»»
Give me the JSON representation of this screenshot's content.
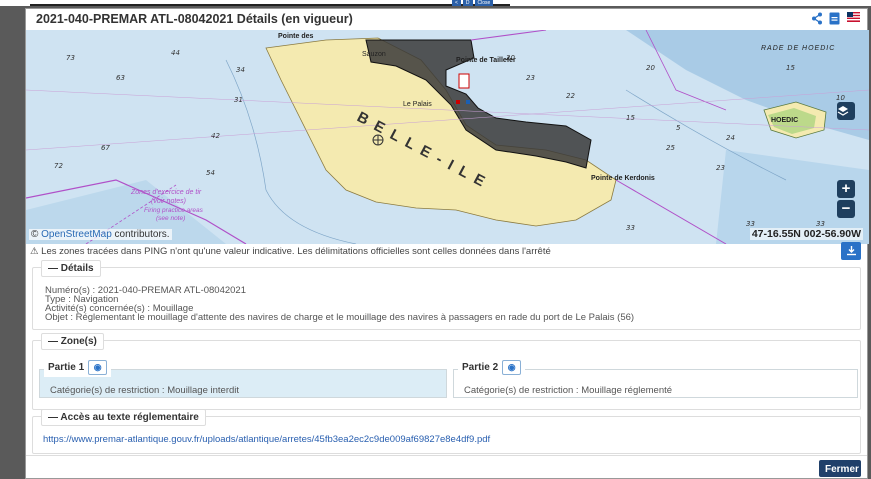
{
  "top_buttons": [
    "<",
    "D",
    "Close"
  ],
  "modal": {
    "title": "2021-040-PREMAR ATL-08042021 Détails (en vigueur)",
    "header_icons": [
      "share-icon",
      "pdf-icon",
      "flag-icon"
    ]
  },
  "map": {
    "attribution_link": "OpenStreetMap",
    "attribution_rest": " contributors.",
    "attribution_prefix": "© ",
    "coords": "47-16.55N 002-56.90W",
    "labels": {
      "island": "B E L L E - I L E",
      "sauzon": "Sauzon",
      "le_palais": "Le Palais",
      "pointe_des": "Pointe des",
      "pointe_kerdonis": "Pointe de Kerdonis",
      "pointe_taillefer": "Pointe de Taillefer",
      "rade_hoedic": "RADE DE HOEDIC",
      "hoedic": "HOEDIC",
      "zones_exercice": "Zones d'exercice de tir",
      "voir_notes": "(voir notes)",
      "firing_practice": "Firing practice areas",
      "see_note": "(see note)"
    },
    "zoom_in": "+",
    "zoom_out": "−",
    "layers_icon": "layers-icon"
  },
  "warning": "⚠ Les zones tracées dans PING n'ont qu'une valeur indicative. Les délimitations officielles sont celles données dans l'arrêté",
  "details": {
    "legend": "— Détails",
    "numero": "Numéro(s) : 2021-040-PREMAR ATL-08042021",
    "type": "Type : Navigation",
    "activite": "Activité(s) concernée(s) : Mouillage",
    "objet": "Objet : Réglementant le mouillage d'attente des navires de charge et le mouillage des navires à passagers en rade du port de Le Palais (56)"
  },
  "zones": {
    "legend": "— Zone(s)",
    "parts": [
      {
        "label": "Partie 1",
        "category": "Catégorie(s) de restriction : Mouillage interdit"
      },
      {
        "label": "Partie 2",
        "category": "Catégorie(s) de restriction : Mouillage réglementé"
      }
    ]
  },
  "acces": {
    "legend": "— Accès au texte réglementaire",
    "url": "https://www.premar-atlantique.gouv.fr/uploads/atlantique/arretes/45fb3ea2ec2c9de009af69827e8e4df9.pdf"
  },
  "footer": {
    "close_label": "Fermer"
  },
  "colors": {
    "accent": "#2a72c7",
    "close_bg": "#20406a",
    "zone_fill": "#3a3a3a",
    "land": "#f4eab0",
    "sea": "#c9dff0"
  }
}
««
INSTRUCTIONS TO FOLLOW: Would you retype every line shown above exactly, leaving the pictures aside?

FINISHED TASK:
Give me the JSON representation of this screenshot's content.
{
  "top_buttons": [
    "<",
    "D",
    "Close"
  ],
  "modal": {
    "title": "2021-040-PREMAR ATL-08042021 Détails (en vigueur)",
    "header_icons": [
      "share-icon",
      "pdf-icon",
      "flag-icon"
    ]
  },
  "map": {
    "attribution_link": "OpenStreetMap",
    "attribution_rest": " contributors.",
    "attribution_prefix": "© ",
    "coords": "47-16.55N 002-56.90W",
    "labels": {
      "island": "B E L L E - I L E",
      "sauzon": "Sauzon",
      "le_palais": "Le Palais",
      "pointe_des": "Pointe des",
      "pointe_kerdonis": "Pointe de Kerdonis",
      "pointe_taillefer": "Pointe de Taillefer",
      "rade_hoedic": "RADE DE HOEDIC",
      "hoedic": "HOEDIC",
      "zones_exercice": "Zones d'exercice de tir",
      "voir_notes": "(voir notes)",
      "firing_practice": "Firing practice areas",
      "see_note": "(see note)"
    },
    "zoom_in": "+",
    "zoom_out": "−",
    "layers_icon": "layers-icon"
  },
  "warning": "⚠ Les zones tracées dans PING n'ont qu'une valeur indicative. Les délimitations officielles sont celles données dans l'arrêté",
  "details": {
    "legend": "— Détails",
    "numero": "Numéro(s) : 2021-040-PREMAR ATL-08042021",
    "type": "Type : Navigation",
    "activite": "Activité(s) concernée(s) : Mouillage",
    "objet": "Objet : Réglementant le mouillage d'attente des navires de charge et le mouillage des navires à passagers en rade du port de Le Palais (56)"
  },
  "zones": {
    "legend": "— Zone(s)",
    "parts": [
      {
        "label": "Partie 1",
        "category": "Catégorie(s) de restriction : Mouillage interdit"
      },
      {
        "label": "Partie 2",
        "category": "Catégorie(s) de restriction : Mouillage réglementé"
      }
    ]
  },
  "acces": {
    "legend": "— Accès au texte réglementaire",
    "url": "https://www.premar-atlantique.gouv.fr/uploads/atlantique/arretes/45fb3ea2ec2c9de009af69827e8e4df9.pdf"
  },
  "footer": {
    "close_label": "Fermer"
  },
  "colors": {
    "accent": "#2a72c7",
    "close_bg": "#20406a",
    "zone_fill": "#3a3a3a",
    "land": "#f4eab0",
    "sea": "#c9dff0"
  }
}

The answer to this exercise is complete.